Ambassador Paul Webster Hare discussed Cuba-U.S. relations this week at a political affairs event hosted by World Boston. Having lived in Cuba from 2001-04, he shared his insight on just how drastic a change it would be for Cuba to join the economic system of its Western neighbors. Signs of change are still small, and more drastic revolutions are not likely as long as the Castro brothers rule.  "I don't think it's right to see Cuba and the U.S. becoming warm, chummy, back-slapping partners any time soon.  Cuba remains a strange and repressive country," he said.

» Visit WGBH Forum Network to listen to Ambassador Hare's entire October 26, 2016 address.

For twenty-five years the U.S. has voted against the annual U.N. resolution demanding an end to the American embargo, making this year's vote of abstention significant. Experts in U.S. - Cuban relations see it as another step in President Obama's efforts to change relations between the two countries since 2014. The White House opposes the embargo and has called upon Congress to repeal it. Obama is the first sitting U.S. President to visit Cuba since 1928.
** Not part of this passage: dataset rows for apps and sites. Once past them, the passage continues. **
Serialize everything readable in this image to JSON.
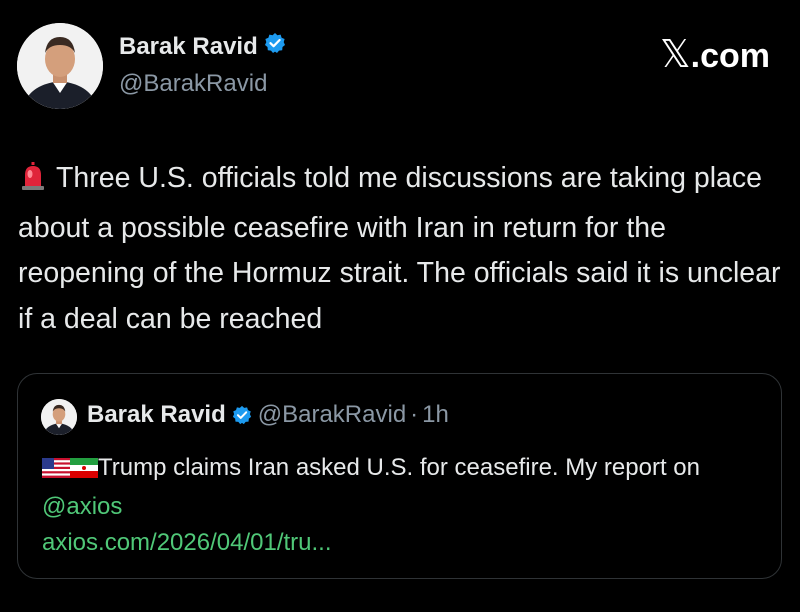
{
  "author": {
    "name": "Barak Ravid",
    "handle": "@BarakRavid"
  },
  "brand": {
    "logo_glyph": "𝕏",
    "logo_suffix": ".com"
  },
  "tweet": {
    "emoji": "siren-icon",
    "text": "Three U.S. officials told me discussions are taking place about a possible ceasefire with Iran in return for the reopening of the Hormuz strait. The officials said it is unclear if a deal can be reached"
  },
  "quote": {
    "name": "Barak Ravid",
    "handle": "@BarakRavid",
    "separator": "·",
    "time": "1h",
    "flags": [
      "us-flag-icon",
      "iran-flag-icon"
    ],
    "text": "Trump claims Iran asked U.S. for ceasefire. My report on ",
    "mention": "@axios",
    "link": "axios.com/2026/04/01/tru..."
  },
  "colors": {
    "background": "#000000",
    "text": "#e7e9ea",
    "secondary": "#8b98a5",
    "verified": "#1d9bf0",
    "link": "#50c878",
    "card_border": "#2f3336"
  }
}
Similar to  Ambassador Hare, U.S. Ambassador to the U.N Samantha Power emphasized the nascent stage of the White House effort toward normalizing relations with Cuba, saying in her remarks during the vote, "abstaining on this resolution does not mean that the United States agrees with all of the policies and practices of the Cuban government. We do not."